(Prompt):
Please set down each record exactly as it appears, but leave out any pictures.

(Supplied entries):
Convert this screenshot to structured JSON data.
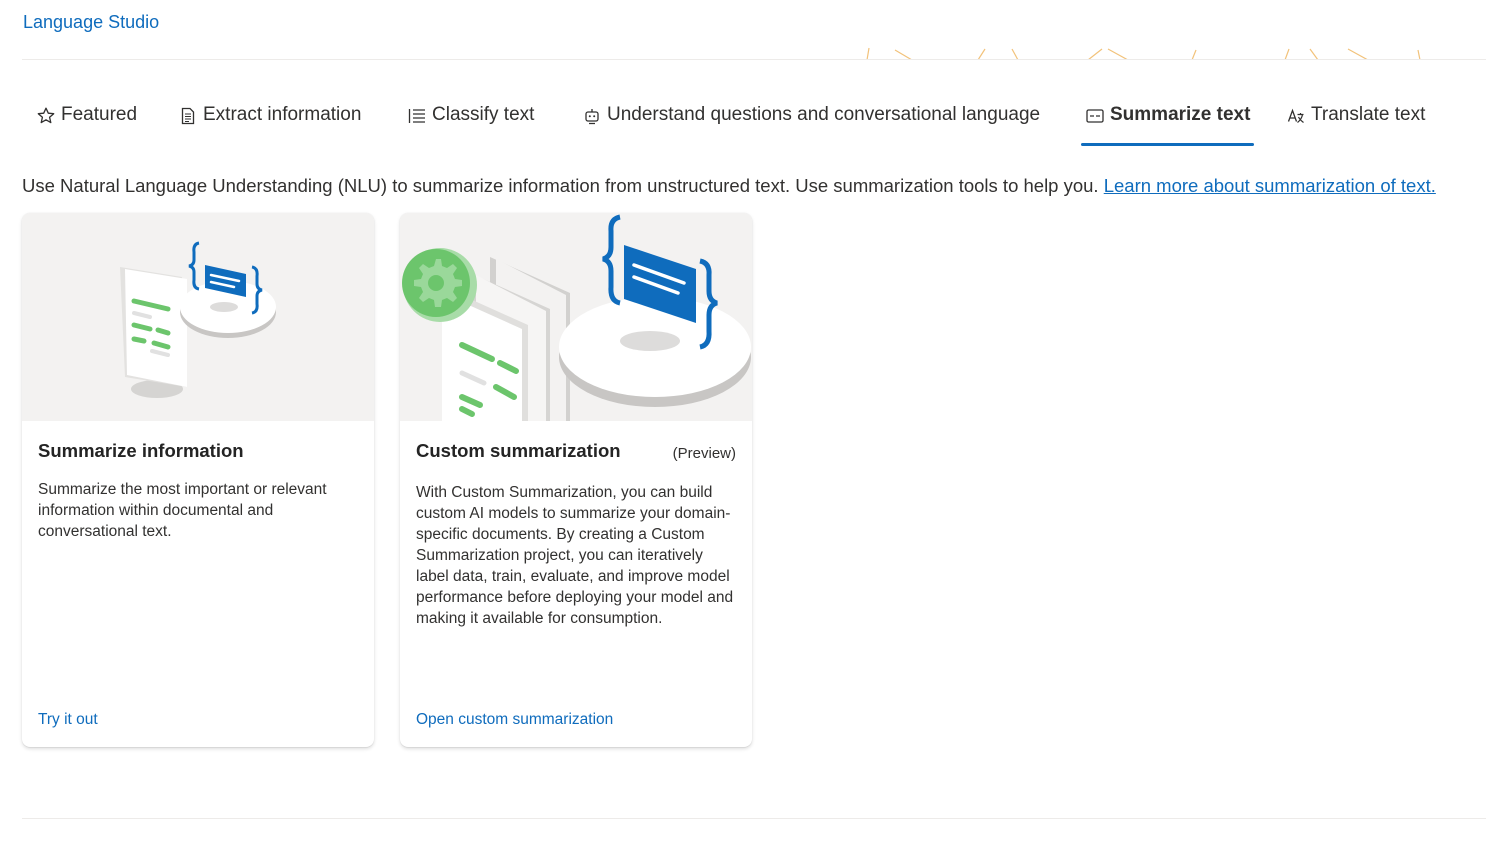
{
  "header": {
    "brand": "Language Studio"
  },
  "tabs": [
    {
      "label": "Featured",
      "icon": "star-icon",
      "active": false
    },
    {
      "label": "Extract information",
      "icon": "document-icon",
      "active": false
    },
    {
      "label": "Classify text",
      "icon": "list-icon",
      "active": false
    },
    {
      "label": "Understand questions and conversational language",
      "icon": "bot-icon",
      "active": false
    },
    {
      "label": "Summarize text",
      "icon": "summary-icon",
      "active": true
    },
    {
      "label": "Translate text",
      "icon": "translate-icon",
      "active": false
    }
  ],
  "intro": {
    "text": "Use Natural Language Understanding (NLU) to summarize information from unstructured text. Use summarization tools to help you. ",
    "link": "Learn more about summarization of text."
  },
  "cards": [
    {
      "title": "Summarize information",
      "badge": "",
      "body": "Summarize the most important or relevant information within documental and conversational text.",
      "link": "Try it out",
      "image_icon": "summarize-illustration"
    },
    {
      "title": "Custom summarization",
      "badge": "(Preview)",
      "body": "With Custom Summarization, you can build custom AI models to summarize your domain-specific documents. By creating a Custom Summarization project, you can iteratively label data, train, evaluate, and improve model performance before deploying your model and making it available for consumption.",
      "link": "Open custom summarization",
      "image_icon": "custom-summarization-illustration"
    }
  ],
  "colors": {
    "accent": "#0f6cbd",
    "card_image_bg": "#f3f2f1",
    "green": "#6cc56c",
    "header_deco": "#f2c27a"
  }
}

(Your solution):
Convert this screenshot to structured JSON data.
{
  "header": {
    "brand": "Language Studio"
  },
  "tabs": [
    {
      "label": "Featured",
      "icon": "star-icon",
      "active": false
    },
    {
      "label": "Extract information",
      "icon": "document-icon",
      "active": false
    },
    {
      "label": "Classify text",
      "icon": "list-icon",
      "active": false
    },
    {
      "label": "Understand questions and conversational language",
      "icon": "bot-icon",
      "active": false
    },
    {
      "label": "Summarize text",
      "icon": "summary-icon",
      "active": true
    },
    {
      "label": "Translate text",
      "icon": "translate-icon",
      "active": false
    }
  ],
  "intro": {
    "text": "Use Natural Language Understanding (NLU) to summarize information from unstructured text. Use summarization tools to help you. ",
    "link": "Learn more about summarization of text."
  },
  "cards": [
    {
      "title": "Summarize information",
      "badge": "",
      "body": "Summarize the most important or relevant information within documental and conversational text.",
      "link": "Try it out",
      "image_icon": "summarize-illustration"
    },
    {
      "title": "Custom summarization",
      "badge": "(Preview)",
      "body": "With Custom Summarization, you can build custom AI models to summarize your domain-specific documents. By creating a Custom Summarization project, you can iteratively label data, train, evaluate, and improve model performance before deploying your model and making it available for consumption.",
      "link": "Open custom summarization",
      "image_icon": "custom-summarization-illustration"
    }
  ],
  "colors": {
    "accent": "#0f6cbd",
    "card_image_bg": "#f3f2f1",
    "green": "#6cc56c",
    "header_deco": "#f2c27a"
  }
}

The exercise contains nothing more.